SOURCE INFORMATION:

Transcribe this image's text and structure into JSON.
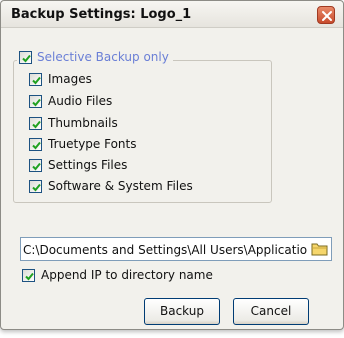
{
  "window": {
    "title": "Backup Settings: Logo_1"
  },
  "selective_backup": {
    "label": "Selective Backup only",
    "checked": true,
    "options": [
      {
        "label": "Images",
        "checked": true
      },
      {
        "label": "Audio Files",
        "checked": true
      },
      {
        "label": "Thumbnails",
        "checked": true
      },
      {
        "label": "Truetype Fonts",
        "checked": true
      },
      {
        "label": "Settings Files",
        "checked": true
      },
      {
        "label": "Software & System Files",
        "checked": true
      }
    ]
  },
  "path": {
    "value": "C:\\Documents and Settings\\All Users\\Applicatio"
  },
  "append_ip": {
    "label": "Append IP to directory name",
    "checked": true
  },
  "buttons": {
    "backup": "Backup",
    "cancel": "Cancel"
  },
  "icons": {
    "close": "close-icon",
    "folder": "folder-icon",
    "check": "checkmark-icon"
  },
  "colors": {
    "check": "#21a121",
    "legend_text": "#6a7fd6",
    "close": "#c84b2c"
  }
}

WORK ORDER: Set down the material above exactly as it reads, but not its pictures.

RESPONSE TO THIS EXERCISE:
Transcribe this image's text and structure into JSON.
{
  "window": {
    "title": "Backup Settings: Logo_1"
  },
  "selective_backup": {
    "label": "Selective Backup only",
    "checked": true,
    "options": [
      {
        "label": "Images",
        "checked": true
      },
      {
        "label": "Audio Files",
        "checked": true
      },
      {
        "label": "Thumbnails",
        "checked": true
      },
      {
        "label": "Truetype Fonts",
        "checked": true
      },
      {
        "label": "Settings Files",
        "checked": true
      },
      {
        "label": "Software & System Files",
        "checked": true
      }
    ]
  },
  "path": {
    "value": "C:\\Documents and Settings\\All Users\\Applicatio"
  },
  "append_ip": {
    "label": "Append IP to directory name",
    "checked": true
  },
  "buttons": {
    "backup": "Backup",
    "cancel": "Cancel"
  },
  "icons": {
    "close": "close-icon",
    "folder": "folder-icon",
    "check": "checkmark-icon"
  },
  "colors": {
    "check": "#21a121",
    "legend_text": "#6a7fd6",
    "close": "#c84b2c"
  }
}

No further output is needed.